Month: September, 2012

Meaning of Memory

On the night of the full moon, we walked. I still hadn’t found the right shoes for this part of my life, but I decided to go on walking nonetheless. Sometimes that’s the only way to go around. We passed houses that were quiet, which was odd for such a night, because in a city where blocks and blocks and miles and miles of road where residences – a park squeezed in here or there, one would think of hustle and bustle. But on the night of the full moon, quiet.

Nearly five years from now, there will be nothing. By nothing I don’t mean that these houses and bodies and streets wont carry on. But I will have left. So nothing there will be. As we walked along, I remembered the nothingness, and muttered the thought aloud. Aria spun her head towards me and inquired as to “what I was babbling about.”

“Do you know, when you leave something, when you walk away and never return , it cannot go on. It must become a lack thereof.”

“What are you talking about?” Aria stopped. “Just because you move away doesn’t mean the world ceases to exist in your previous home; your previous life.”

A humming noise began in the back of my mind. “I don’t mean that it will be destroyed. I mean that the mind is an isolated thing. Only living within your skull, only knowing and seeing your surroundings. Imagining all else.”

“And your memories? What of that? What of the last twenty years you have spent in this place.” Aria rubbed her hands on her face. The moon was fully risen then, and yet we will couldn’t see which way to go.

“A memory is a memory. Like a memorial. Like remember. Like memorizing, as in multiplication fact. If I asked you what we ate for dinner last night, I would say rice. What would you say?”

“Vegetables. Steamed broccoli, and carrots and onions. See. It’s real in my mind, I can smell it, I can taste it –”

“You have a fantastic imagination.” The humming grew louder, and moved from the spot where my head met my neck to the sides of my brain. Buzzing in the hair follicles. She snorted, and signed all at once. She did this when she was angry, or growing angrier. We stopped at a T in the road, and yet, there were fifty other ways to go besides left or right. She turned to me.

“Are you saying that everything that has happened to you means nothing but imagination and fantasy? And that everything you have learned is simply a way for you to deal with what is happening now – right now?”

“Yes. And I do not mean to be selfish, and when I’m experiencing the now – the right now like we are, me and you and this city, together right now. It isn’t lost on me.”

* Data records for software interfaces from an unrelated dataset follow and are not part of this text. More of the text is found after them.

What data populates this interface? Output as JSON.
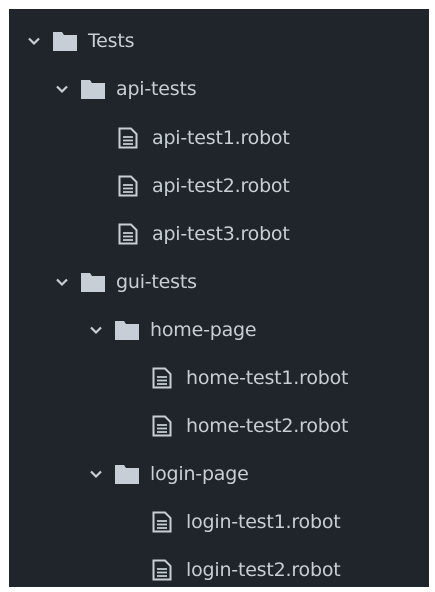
{
  "tree": {
    "root": {
      "label": "Tests",
      "api_tests": {
        "label": "api-tests",
        "files": [
          "api-test1.robot",
          "api-test2.robot",
          "api-test3.robot"
        ]
      },
      "gui_tests": {
        "label": "gui-tests",
        "home_page": {
          "label": "home-page",
          "files": [
            "home-test1.robot",
            "home-test2.robot"
          ]
        },
        "login_page": {
          "label": "login-page",
          "files": [
            "login-test1.robot",
            "login-test2.robot"
          ]
        }
      }
    }
  },
  "colors": {
    "background": "#20252b",
    "text": "#c8ced6",
    "icon": "#c8ced6"
  },
  "icons": {
    "expanded": "chevron-down-icon",
    "folder": "folder-icon",
    "file": "file-icon"
  }
}
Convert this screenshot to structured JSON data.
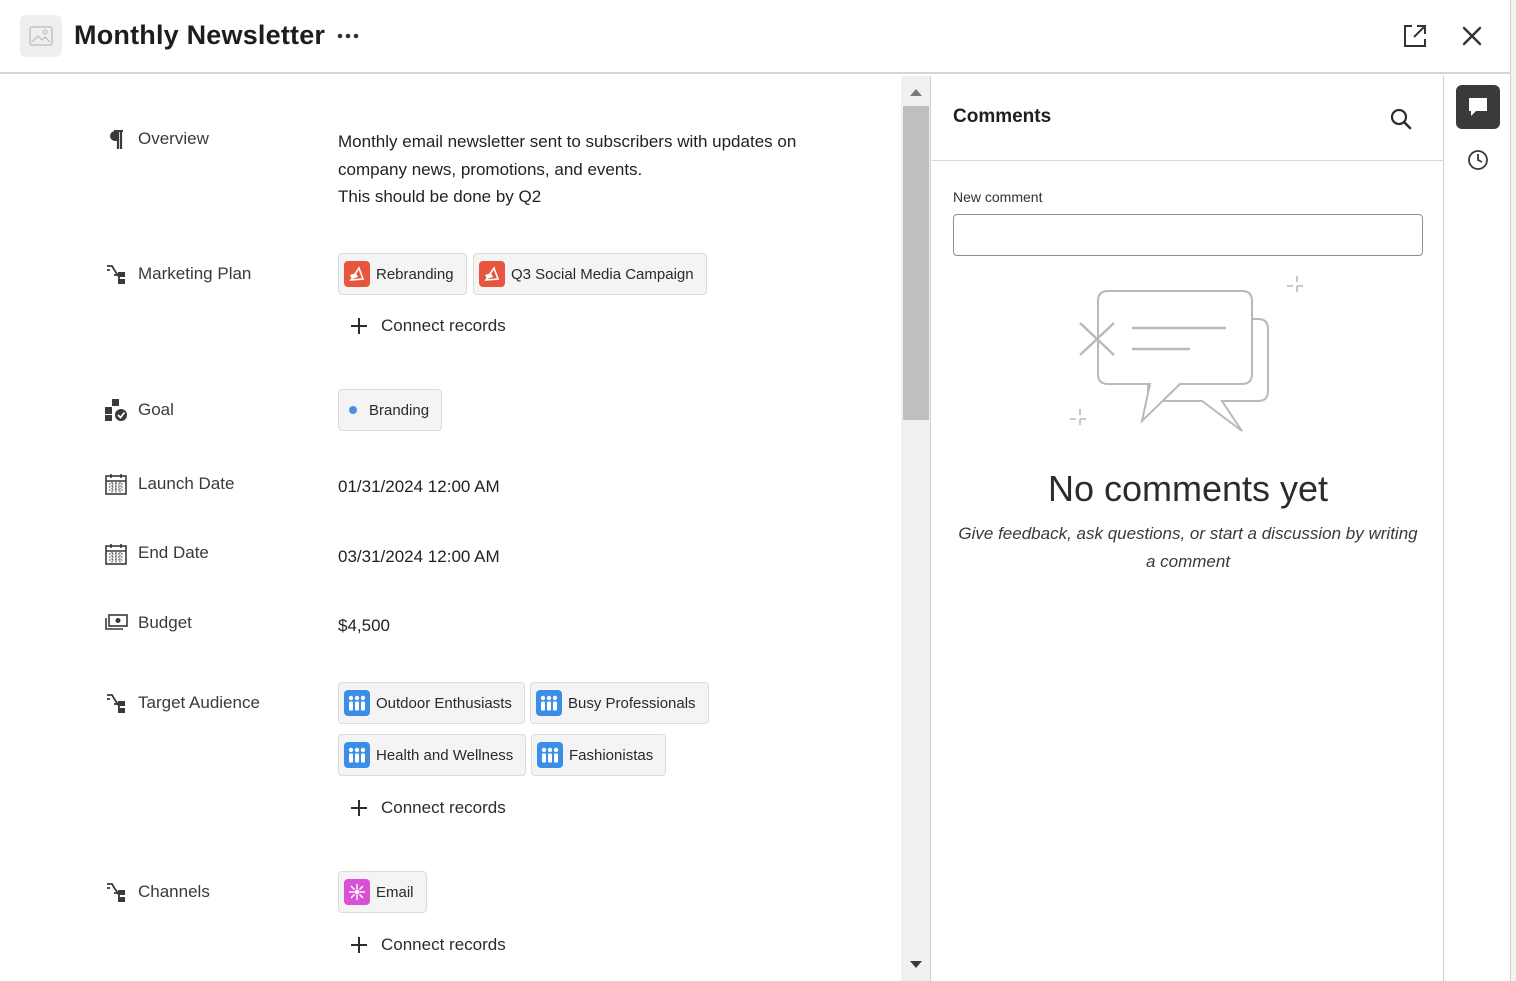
{
  "header": {
    "title": "Monthly Newsletter"
  },
  "fields": {
    "overview": {
      "label": "Overview",
      "lines": [
        "Monthly email newsletter sent to subscribers with updates on",
        "company news, promotions, and events.",
        "This should be done by Q2"
      ]
    },
    "marketing_plan": {
      "label": "Marketing Plan",
      "records": [
        "Rebranding",
        "Q3 Social Media Campaign"
      ],
      "connect_label": "Connect records"
    },
    "goal": {
      "label": "Goal",
      "tag": "Branding",
      "tag_color": "#4a90e2"
    },
    "launch_date": {
      "label": "Launch Date",
      "value": "01/31/2024 12:00 AM"
    },
    "end_date": {
      "label": "End Date",
      "value": "03/31/2024 12:00 AM"
    },
    "budget": {
      "label": "Budget",
      "value": "$4,500"
    },
    "target_audience": {
      "label": "Target Audience",
      "records": [
        "Outdoor Enthusiasts",
        "Busy Professionals",
        "Health and Wellness",
        "Fashionistas"
      ],
      "connect_label": "Connect records"
    },
    "channels": {
      "label": "Channels",
      "records": [
        "Email"
      ],
      "connect_label": "Connect records"
    }
  },
  "comments": {
    "title": "Comments",
    "input_label": "New comment",
    "input_value": "",
    "empty_title": "No comments yet",
    "empty_description": "Give feedback, ask questions, or start a discussion by writing a comment"
  },
  "colors": {
    "plan_icon": "#e8553f",
    "audience_icon": "#3b8ee8",
    "channel_icon": "#d94fd6",
    "rail_active": "#3a3a3a"
  },
  "icons": {
    "header": [
      "image-placeholder-icon",
      "more-icon",
      "open-in-new-icon",
      "close-icon"
    ],
    "rail": [
      "comments-icon",
      "history-icon"
    ]
  }
}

She started walking again. Away from me. Intentionally unfollowable. And yet I followed.

“What is the mind to you?” I asked of her. “What does this mean, all of this? This transitory life and relationship and city and –”

She stopped. The temperature had reached a perfect point for breathing deeply. In, cold. Out, warm. My whole brain felt the hum now. I floated on.

Aria turned around and looked at me, squinting as if to find more humanity than she knew existed. There was no reflection.

Writing Lost

My fingers, my hand muscle, once so easy to scribe words on lines, now must be forced to push forward. The habit of writing is meditative; it is ritualistic; and yet broken. By me. I have broken the habit of writing. I have killed the relationship of paper, pen, and my mind. Each one now single, lonely, wandering pages of books, thinking up ways to bring things back to the way they were.

What was “the way they were?” When were you a person with strength and regiment? It must have existed in the past. It’s much like losing a watch, or your keys, and rewalking your steps till you stumble over what has fallen away from you. Can you find your craft in the same manner? Can I trinkle back to months prior, before all creativity was sucked from my insides and outsides?

I want to skip all that. Fire the journal – flame it high till it is smoke and dust and the remnants of my lack of talent cannot leech to my bedroom floor where this journal lives. A few weeks ago I traveled to the Boundary Waters. The forest greened our eyes and we canoed as far as the green would take us. And then it greyed. There had been a fire, stretching miles and miles. Post-apocalyptic almost. Turkey vultures hung from branches, waiting for prey below, not knowing there would be no prey for a very long time. And the burn, it frightened me, it made me feel so wintered, which is to say, so dead. And yet, I could think forward, fifty years, to fallen buds treeing first softly, bush-like, and then tall and skinny and old. And the fire would not be remembered. And the turkey vultures would wing high above, dive low to find food, to find life.

So this is how I must find my writing. Going back, restepping the same steps – I have tried this, tried sifting through boxes, only to rebox it up, messier than before. And now, it must burn, as Lake Insula, as the turkeys, as the North.